_Exercise brief_
Reproduce every line of the listing below exactly.

_Provided information_

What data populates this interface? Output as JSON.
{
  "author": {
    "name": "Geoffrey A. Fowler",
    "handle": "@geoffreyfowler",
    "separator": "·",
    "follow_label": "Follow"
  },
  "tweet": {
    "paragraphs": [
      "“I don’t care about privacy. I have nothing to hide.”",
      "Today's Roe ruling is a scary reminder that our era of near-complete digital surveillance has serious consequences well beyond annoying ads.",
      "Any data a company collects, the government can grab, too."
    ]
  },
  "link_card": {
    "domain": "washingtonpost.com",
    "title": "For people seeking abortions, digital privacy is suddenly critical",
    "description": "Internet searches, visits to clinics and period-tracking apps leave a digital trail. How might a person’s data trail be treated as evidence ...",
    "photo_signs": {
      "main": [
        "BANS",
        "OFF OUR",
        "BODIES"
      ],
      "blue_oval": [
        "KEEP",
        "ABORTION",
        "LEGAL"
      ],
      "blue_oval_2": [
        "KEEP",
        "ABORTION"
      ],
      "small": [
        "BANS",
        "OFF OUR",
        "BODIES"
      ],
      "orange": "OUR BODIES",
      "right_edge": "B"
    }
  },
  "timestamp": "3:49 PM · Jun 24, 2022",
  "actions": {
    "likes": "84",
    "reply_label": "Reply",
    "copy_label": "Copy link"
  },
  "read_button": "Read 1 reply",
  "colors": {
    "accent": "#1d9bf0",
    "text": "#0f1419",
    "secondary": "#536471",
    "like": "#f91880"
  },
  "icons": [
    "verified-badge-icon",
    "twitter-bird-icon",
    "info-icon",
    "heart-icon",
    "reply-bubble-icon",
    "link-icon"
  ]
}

_Response_
What data populates this interface? Output as JSON.
{
  "author": {
    "name": "Geoffrey A. Fowler",
    "handle": "@geoffreyfowler",
    "separator": "·",
    "follow_label": "Follow"
  },
  "tweet": {
    "paragraphs": [
      "“I don’t care about privacy. I have nothing to hide.”",
      "Today's Roe ruling is a scary reminder that our era of near-complete digital surveillance has serious consequences well beyond annoying ads.",
      "Any data a company collects, the government can grab, too."
    ]
  },
  "link_card": {
    "domain": "washingtonpost.com",
    "title": "For people seeking abortions, digital privacy is suddenly critical",
    "description": "Internet searches, visits to clinics and period-tracking apps leave a digital trail. How might a person’s data trail be treated as evidence ...",
    "photo_signs": {
      "main": [
        "BANS",
        "OFF OUR",
        "BODIES"
      ],
      "blue_oval": [
        "KEEP",
        "ABORTION",
        "LEGAL"
      ],
      "blue_oval_2": [
        "KEEP",
        "ABORTION"
      ],
      "small": [
        "BANS",
        "OFF OUR",
        "BODIES"
      ],
      "orange": "OUR BODIES",
      "right_edge": "B"
    }
  },
  "timestamp": "3:49 PM · Jun 24, 2022",
  "actions": {
    "likes": "84",
    "reply_label": "Reply",
    "copy_label": "Copy link"
  },
  "read_button": "Read 1 reply",
  "colors": {
    "accent": "#1d9bf0",
    "text": "#0f1419",
    "secondary": "#536471",
    "like": "#f91880"
  },
  "icons": [
    "verified-badge-icon",
    "twitter-bird-icon",
    "info-icon",
    "heart-icon",
    "reply-bubble-icon",
    "link-icon"
  ]
}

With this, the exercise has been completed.